Like the other GRAM NEGATIVE BACTERIA members of the pasteurella they are small, oval, Gram-negative that exhibit bipolar staining when treated with methylene blue. They are capsulated and non- motile; they grow under aerobic and anaerobic conditions on blood agar but do not grow on MacConkey medium.
Pasteurella multocida is extremely virulent to many species of birds and animals causing haemorrhagic septicaemia which is usually fatal. However, the organisms may be carried by apparently normal cattle, sheep, swine, dogs, cats and rats. Apart from cases resulting from animal bites reports of human pasteurella infections are comparatively rare. The organisms may sometimes be present as commensals in the respiratory tract and nasal sinuses of persons associated with animals. Clinical manifestations in man usually take one of three forms:-
(1)- A local abscess following an animal bite with cellulitis, adenitis, abscess formation and sometimes osteomyelitis.
(2) -Meningitis following head injury
(3)- Infections of the respiratory system such as pleurisy, pneumonia, empyema, bronchitis, bronchiectasis and nasal sinusitis in which, although not always the direct cause,pasteurella multocida probably contributes to the course, severity and duration of the illness. Cases of appendicitis from which pasteurella multocida was isolated in pure culture from the pus have also been reported.
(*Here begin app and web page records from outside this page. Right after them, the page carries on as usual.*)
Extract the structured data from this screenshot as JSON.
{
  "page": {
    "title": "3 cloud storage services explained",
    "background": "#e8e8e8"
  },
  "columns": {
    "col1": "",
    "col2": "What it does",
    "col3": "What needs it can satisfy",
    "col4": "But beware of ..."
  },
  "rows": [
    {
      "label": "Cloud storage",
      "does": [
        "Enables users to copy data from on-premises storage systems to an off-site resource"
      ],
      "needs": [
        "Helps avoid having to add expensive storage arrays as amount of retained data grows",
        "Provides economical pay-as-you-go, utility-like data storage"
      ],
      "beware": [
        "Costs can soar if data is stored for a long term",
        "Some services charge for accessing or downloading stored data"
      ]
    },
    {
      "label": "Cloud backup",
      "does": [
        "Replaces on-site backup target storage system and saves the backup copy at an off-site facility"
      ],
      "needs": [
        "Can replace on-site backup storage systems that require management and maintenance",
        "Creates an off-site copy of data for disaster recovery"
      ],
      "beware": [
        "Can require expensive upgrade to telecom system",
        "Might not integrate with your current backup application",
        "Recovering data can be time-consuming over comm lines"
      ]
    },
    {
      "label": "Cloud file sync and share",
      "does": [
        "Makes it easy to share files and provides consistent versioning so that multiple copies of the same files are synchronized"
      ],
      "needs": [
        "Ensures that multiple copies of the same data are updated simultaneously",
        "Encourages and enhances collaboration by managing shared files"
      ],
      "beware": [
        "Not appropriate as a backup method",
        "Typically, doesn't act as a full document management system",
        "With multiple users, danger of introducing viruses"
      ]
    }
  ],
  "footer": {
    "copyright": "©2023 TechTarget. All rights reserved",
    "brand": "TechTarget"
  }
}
It appears that the organism becomes pathogenic to man only after trauma resulting from animal bites, operation, cranial fracture, and the like.
Identification is confirmed by isolating the organism on blood agar from swabs of dog or cat bite wounds, from cerebrospinal fluid in cases of meningitis and from the infective secretions in suppurative conditions of the respiratory system, followed by certain cultural and biochemical tests. Agglutinating antibodies against the infecting organism may be detected in the patient's serum.
Pasteurella multocida is moderately sensitive in vitro to penicillin, sensitive to sulphonamides, tetracycline and to streptomycin. Therapy may have to be continued for up to 8 weeks in cases of osteomyelitis following animal bites.
Epidemiology Infection following animal bites is a direct one, the organism passing directly to man in the animals' saliva. In those cases described under (2) and (3) above, the organisms, although no doubt derived from animals in the first place, may have existed as commensal in the upper respiratory passages until conditions were favorable to their spread and establishment at the site of infection.